For the majority of small businesses and webmasters, a paid-for, shared web hosting plan makes the most sense, rather than free hosting or a dedicated server. Most free hosting platforms are flexible enough to allow the kind of ‘brochureware’ site that straightforward promotions require, but the chances are you would have to put up with external advertising on your site – which is hardly going to do your brand a lot of good. At the high end of the price range, a dedicated server for a small promotional site would be needlessly extravagant.
So, a shared service, in which your website sits on a server along with the sites of dozen or hundreds of other enterprises, is usually the most cost-effective compromise.
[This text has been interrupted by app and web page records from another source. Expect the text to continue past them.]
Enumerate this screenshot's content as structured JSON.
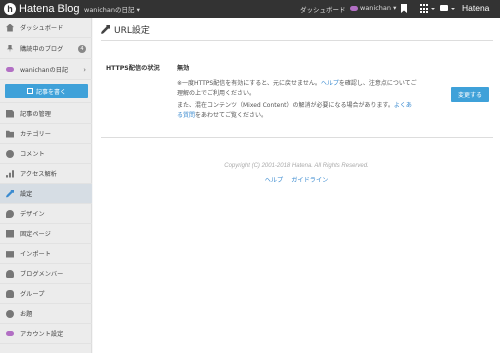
{
  "topbar": {
    "brand": "Hatena Blog",
    "blog_switch": "wanichanの日記 ▾",
    "dashboard": "ダッシュボード",
    "user": "wanichan ▾",
    "hatena": "Hatena"
  },
  "sidebar": {
    "items": [
      {
        "label": "ダッシュボード",
        "icon": "house-icon"
      },
      {
        "label": "購読中のブログ",
        "icon": "pin-icon",
        "badge": "4"
      },
      {
        "label": "wanichanの日記",
        "icon": "avatar-icon"
      },
      {
        "label": "記事の管理",
        "icon": "document-icon"
      },
      {
        "label": "カテゴリー",
        "icon": "folder-icon"
      },
      {
        "label": "コメント",
        "icon": "comment-icon"
      },
      {
        "label": "アクセス解析",
        "icon": "chart-icon"
      },
      {
        "label": "設定",
        "icon": "wrench-icon"
      },
      {
        "label": "デザイン",
        "icon": "palette-icon"
      },
      {
        "label": "固定ページ",
        "icon": "page-icon"
      },
      {
        "label": "インポート",
        "icon": "import-icon"
      },
      {
        "label": "ブログメンバー",
        "icon": "members-icon"
      },
      {
        "label": "グループ",
        "icon": "group-icon"
      },
      {
        "label": "お題",
        "icon": "theme-icon"
      },
      {
        "label": "アカウント設定",
        "icon": "account-icon"
      }
    ],
    "write_button": "記事を書く",
    "active_color": "#3b8bd0"
  },
  "main": {
    "title": "URL設定",
    "setting_label": "HTTPS配信の状況",
    "setting_value": "無効",
    "note1_a": "※一度HTTPS配信を有効にすると、元に戻せません。",
    "note1_link": "ヘルプ",
    "note1_b": "を確認し、注意点についてご理解の上でご利用ください。",
    "note2_a": "また、混在コンテンツ（Mixed Content）の解消が必要になる場合があります。",
    "note2_link": "よくある質問",
    "note2_b": "をあわせてご覧ください。",
    "change_button": "変更する"
  },
  "footer": {
    "copyright": "Copyright (C) 2001-2018 Hatena. All Rights Reserved.",
    "help": "ヘルプ",
    "guideline": "ガイドライン"
  },
  "colors": {
    "topbar": "#333333",
    "button": "#3fa1d9",
    "link": "#3b8bd0"
  }
}
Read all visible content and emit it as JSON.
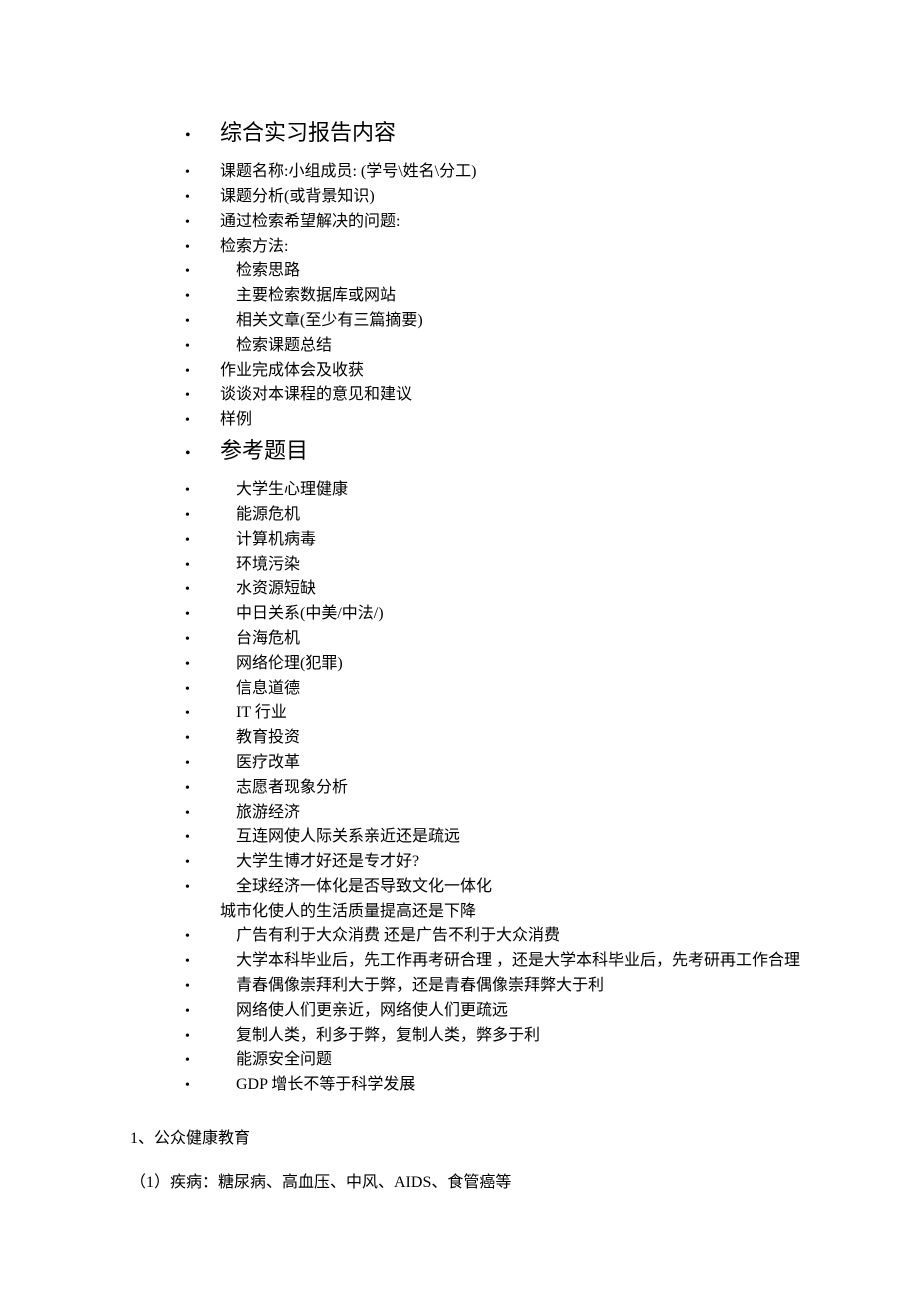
{
  "heading1": "综合实习报告内容",
  "section1_items": [
    "课题名称:小组成员: (学号\\姓名\\分工)",
    "课题分析(或背景知识)",
    "通过检索希望解决的问题:",
    "检索方法:",
    "　检索思路",
    "　主要检索数据库或网站",
    "　相关文章(至少有三篇摘要)",
    "　检索课题总结",
    "作业完成体会及收获",
    "谈谈对本课程的意见和建议",
    "样例"
  ],
  "heading2": "参考题目",
  "section2_items": [
    "　大学生心理健康",
    "　能源危机",
    "　计算机病毒",
    "　环境污染",
    "　水资源短缺",
    "　中日关系(中美/中法/)",
    "　台海危机",
    "　网络伦理(犯罪)",
    "　信息道德",
    "　IT 行业",
    "　教育投资",
    "　医疗改革",
    "　志愿者现象分析",
    "　旅游经济",
    "　互连网使人际关系亲近还是疏远",
    "　大学生博才好还是专才好?",
    "　全球经济一体化是否导致文化一体化"
  ],
  "continuation_line": "城市化使人的生活质量提高还是下降",
  "section2_items_b": [
    "　广告有利于大众消费  还是广告不利于大众消费",
    "　大学本科毕业后，先工作再考研合理  ，还是大学本科毕业后，先考研再工作合理",
    "　青春偶像崇拜利大于弊，还是青春偶像崇拜弊大于利",
    "　网络使人们更亲近，网络使人们更疏远",
    "　复制人类，利多于弊，复制人类，弊多于利",
    "　能源安全问题",
    "　GDP 增长不等于科学发展"
  ],
  "section_number": "1、公众健康教育",
  "sub_item": "（1）疾病：糖尿病、高血压、中风、AIDS、食管癌等"
}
It can have its drawbacks, such as the classic case of when a problem with a single site crashes the whole server. But, for most website owners who simply wish to promote an offline business, or even for those who run small to medium-scale e-commerce operations, shared hosting remains the most efficient and economical option.
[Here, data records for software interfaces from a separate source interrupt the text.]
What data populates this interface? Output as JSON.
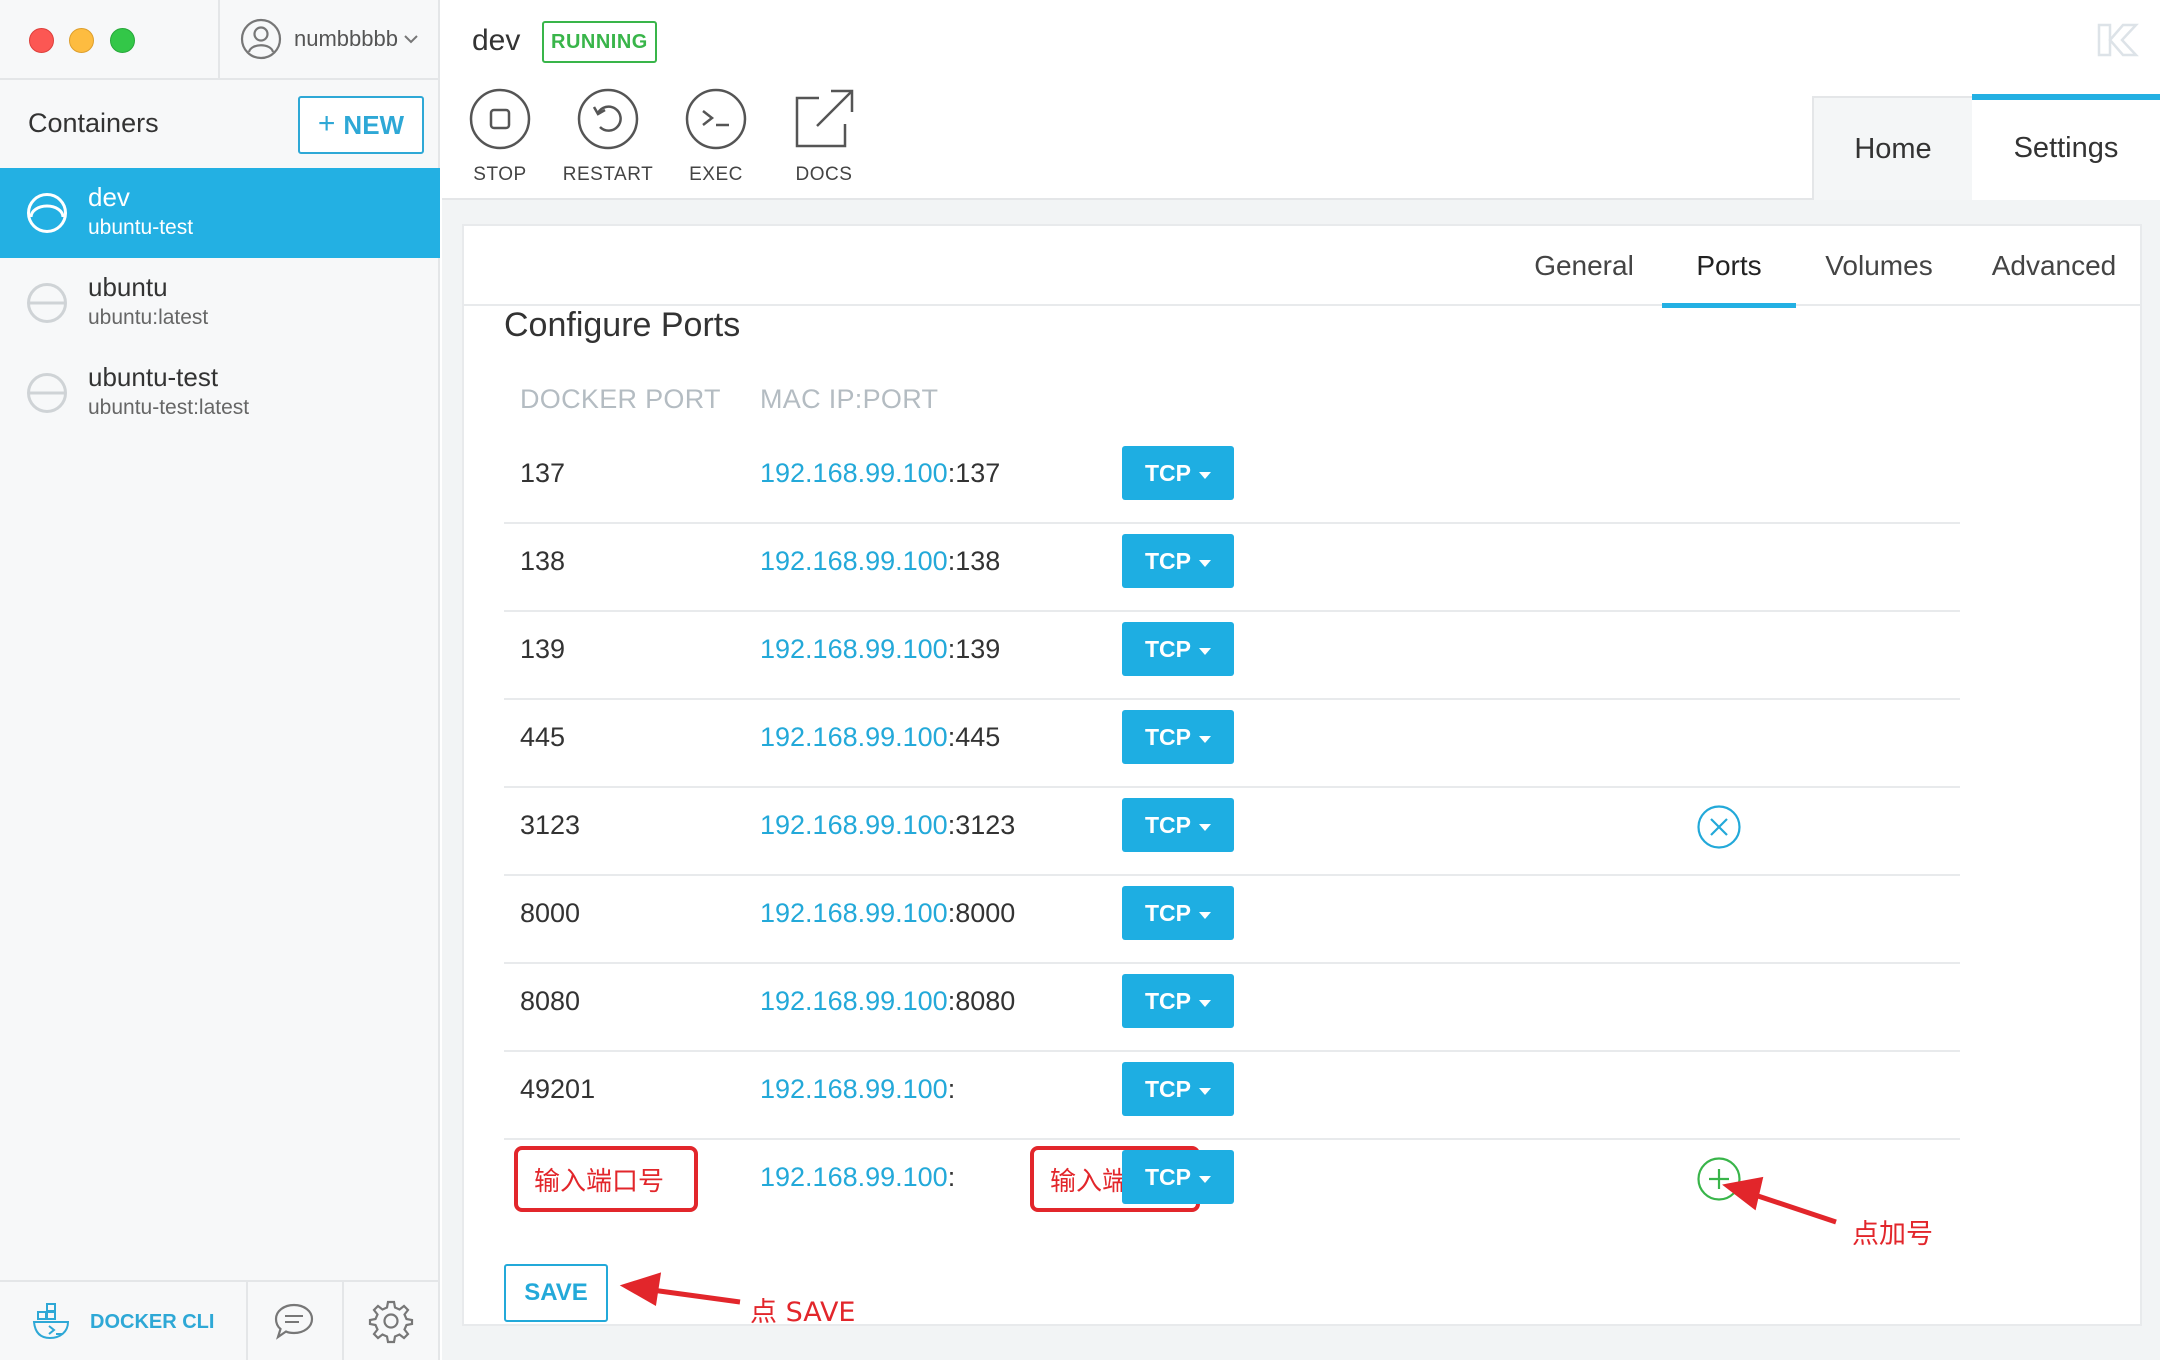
{
  "window": {
    "user": "numbbbbb"
  },
  "sidebar": {
    "header": "Containers",
    "new_label": "NEW",
    "containers": [
      {
        "name": "dev",
        "image": "ubuntu-test",
        "active": true
      },
      {
        "name": "ubuntu",
        "image": "ubuntu:latest",
        "active": false
      },
      {
        "name": "ubuntu-test",
        "image": "ubuntu-test:latest",
        "active": false
      }
    ],
    "bottom": {
      "docker_cli_label": "DOCKER CLI"
    }
  },
  "header": {
    "container_name": "dev",
    "status": "RUNNING",
    "actions": [
      {
        "label": "STOP",
        "icon": "stop-icon"
      },
      {
        "label": "RESTART",
        "icon": "restart-icon"
      },
      {
        "label": "EXEC",
        "icon": "terminal-icon"
      },
      {
        "label": "DOCS",
        "icon": "external-link-icon"
      }
    ],
    "tabs": [
      {
        "label": "Home",
        "active": false
      },
      {
        "label": "Settings",
        "active": true
      }
    ]
  },
  "settings": {
    "subtabs": [
      {
        "label": "General",
        "active": false
      },
      {
        "label": "Ports",
        "active": true
      },
      {
        "label": "Volumes",
        "active": false
      },
      {
        "label": "Advanced",
        "active": false
      }
    ],
    "section_title": "Configure Ports",
    "columns": {
      "docker_port": "DOCKER PORT",
      "mac_ip_port": "MAC IP:PORT"
    },
    "ports": [
      {
        "docker": "137",
        "ip": "192.168.99.100",
        "mac_port": ":137",
        "protocol": "TCP"
      },
      {
        "docker": "138",
        "ip": "192.168.99.100",
        "mac_port": ":138",
        "protocol": "TCP"
      },
      {
        "docker": "139",
        "ip": "192.168.99.100",
        "mac_port": ":139",
        "protocol": "TCP"
      },
      {
        "docker": "445",
        "ip": "192.168.99.100",
        "mac_port": ":445",
        "protocol": "TCP"
      },
      {
        "docker": "3123",
        "ip": "192.168.99.100",
        "mac_port": ":3123",
        "protocol": "TCP"
      },
      {
        "docker": "8000",
        "ip": "192.168.99.100",
        "mac_port": ":8000",
        "protocol": "TCP"
      },
      {
        "docker": "8080",
        "ip": "192.168.99.100",
        "mac_port": ":8080",
        "protocol": "TCP"
      },
      {
        "docker": "49201",
        "ip": "192.168.99.100",
        "mac_port": ":",
        "protocol": "TCP"
      }
    ],
    "new_port": {
      "docker_placeholder": "输入端口号",
      "ip": "192.168.99.100",
      "sep": ":",
      "mac_placeholder": "输入端口号",
      "protocol": "TCP"
    },
    "save_label": "SAVE"
  },
  "annotations": {
    "click_plus": "点加号",
    "click_save": "点 SAVE",
    "color": "#e2262b"
  },
  "colors": {
    "accent": "#23b0e3",
    "running": "#39b54a",
    "remove": "#23a9d9",
    "add": "#39b54a"
  }
}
So what should you look for in a shared host? Most companies that offer shared hosting plans have to make delicate trade-offs between security and flexibility. You should look for one that seems to have the two in balance and also offers a good price – these days ‘good’ usually means just a few dollars a month for 50-100Mb of space.
The first thing about a shared hosting provider that you should check out is the level of access they offer to your server space. This boils down to whether or not you will be permitted to install your own ‘backend’ programs like databases and shopping carts. If they offer you unrestricted remote access to tinker around with what you want, that’s excellent from a flexibility point of view – you or your web designer can upload files and processes easily – but this is less desirable from the point of view of security.
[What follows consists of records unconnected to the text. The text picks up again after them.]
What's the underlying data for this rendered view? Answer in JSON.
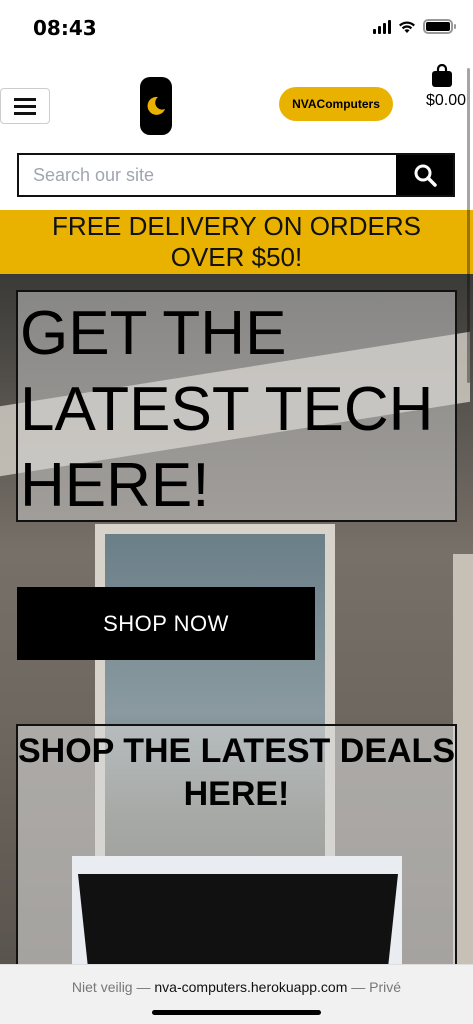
{
  "status_bar": {
    "time": "08:43"
  },
  "header": {
    "menu_icon": "hamburger-icon",
    "logo_icon": "moon-logo-icon",
    "brand_label": "NVAComputers",
    "cart_icon": "shopping-bag-icon",
    "cart_total": "$0.00"
  },
  "search": {
    "placeholder": "Search our site",
    "button_icon": "search-icon"
  },
  "promo": {
    "text": "FREE DELIVERY ON ORDERS OVER $50!"
  },
  "hero": {
    "title": "GET THE LATEST TECH HERE!",
    "cta_label": "SHOP NOW",
    "deals_title": "SHOP THE LATEST DEALS HERE!"
  },
  "safari": {
    "security": "Niet veilig",
    "separator_1": "—",
    "url": "nva-computers.herokuapp.com",
    "separator_2": "—",
    "mode": "Privé"
  },
  "colors": {
    "accent": "#e9b200",
    "dark": "#000000"
  }
}
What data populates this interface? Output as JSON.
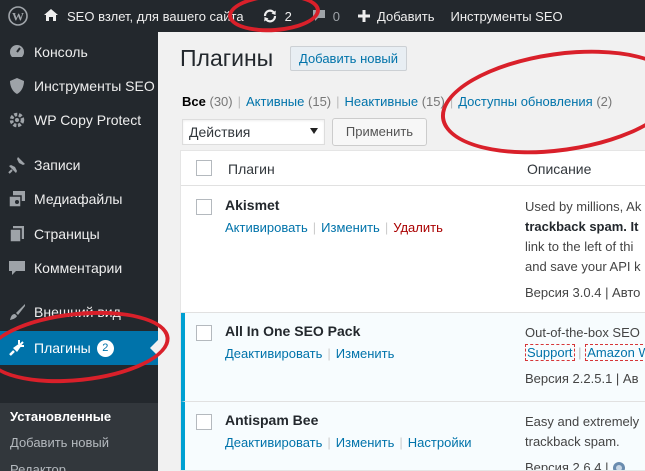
{
  "adminbar": {
    "site_name": "SEO взлет, для вашего сайта",
    "updates_count": "2",
    "comments_count": "0",
    "add_new_label": "Добавить",
    "seo_tools_label": "Инструменты SEO"
  },
  "sidebar": {
    "items": [
      {
        "label": "Консоль",
        "icon": "dashboard-icon"
      },
      {
        "label": "Инструменты SEO",
        "icon": "shield-icon"
      },
      {
        "label": "WP Copy Protect",
        "icon": "gear-icon"
      },
      {
        "label": "Записи",
        "icon": "pin-icon"
      },
      {
        "label": "Медиафайлы",
        "icon": "media-icon"
      },
      {
        "label": "Страницы",
        "icon": "pages-icon"
      },
      {
        "label": "Комментарии",
        "icon": "comment-icon"
      },
      {
        "label": "Внешний вид",
        "icon": "brush-icon"
      },
      {
        "label": "Плагины",
        "icon": "plug-icon",
        "badge": "2"
      }
    ],
    "submenu": [
      "Установленные",
      "Добавить новый",
      "Редактор"
    ]
  },
  "main": {
    "title": "Плагины",
    "add_new": "Добавить новый",
    "filters": [
      {
        "label": "Все",
        "count": "(30)"
      },
      {
        "label": "Активные",
        "count": "(15)"
      },
      {
        "label": "Неактивные",
        "count": "(15)"
      },
      {
        "label": "Доступны обновления",
        "count": "(2)"
      }
    ],
    "bulk_action": "Действия",
    "apply": "Применить",
    "columns": {
      "plugin": "Плагин",
      "description": "Описание"
    },
    "plugins": [
      {
        "name": "Akismet",
        "actions": [
          "Активировать",
          "Изменить",
          "Удалить"
        ],
        "desc_lines": [
          "Used by millions, Ak",
          "trackback spam. It",
          "link to the left of thi",
          "and save your API k"
        ],
        "desc_bold": "trackback spam.",
        "version": "Версия 3.0.4 | Авто"
      },
      {
        "name": "All In One SEO Pack",
        "actions": [
          "Деактивировать",
          "Изменить"
        ],
        "desc_lines": [
          "Out-of-the-box SEO"
        ],
        "links": [
          "Support",
          "Amazon W"
        ],
        "version": "Версия 2.2.5.1 | Ав"
      },
      {
        "name": "Antispam Bee",
        "actions": [
          "Деактивировать",
          "Изменить",
          "Настройки"
        ],
        "desc_lines": [
          "Easy and extremely",
          "trackback spam."
        ],
        "version": "Версия 2.6.4 |"
      }
    ]
  },
  "colors": {
    "adminbar_bg": "#23282d",
    "sidebar_bg": "#23282d",
    "accent": "#0073aa",
    "highlight": "#d9202a",
    "active_row_border": "#00a0d2"
  }
}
Why? Because it means other businesses who are sharing your server could install unstable, badly-written software or, even worse, viruses or spyware. This is where the trade-off comes: you want the flexibility to install programs on the server – or even if you don’t right now, you may wish to expand into e-commerce in the future. But, you don’t want your site hosted on a shared server where access is a complete free-for-all.
That’s why most shared hosts offer ‘packages’ – add-ons to your site that range from simple mail forms to fully-featured shopping carts. The shared host’s staff installs these, or at the very least carefully supervises and checks their installation. Many shared hosts allow you to shop for features. For example, if you want a simple brochureware site you only buy the website space. If you want surfers to be able to check out your products, you can add a database. If you want them to be able to actually buy online, you can add a shopping cart.
This flexible approach, combined with great-value pricing, is the sign of a good shared host. It allows you the flexibility to develop your site according to the needs of your business, while offering you peace of mind, in that the chances of major downtime will be greatly reduced.
WebSiteHostDirectory.Com (WSHD) is a resource for webmasters and consumers looking to find a web hosting company or quality, expiring domain names with traffic. WSHD is part of the TechPad Agency network of web hosting related sites, visit www.TechPadAgency.com for more information. This article may be reprinted or published without the authors consent as long as the “About” and “web links” are kept intact. If you publish this article, we would love to know the location.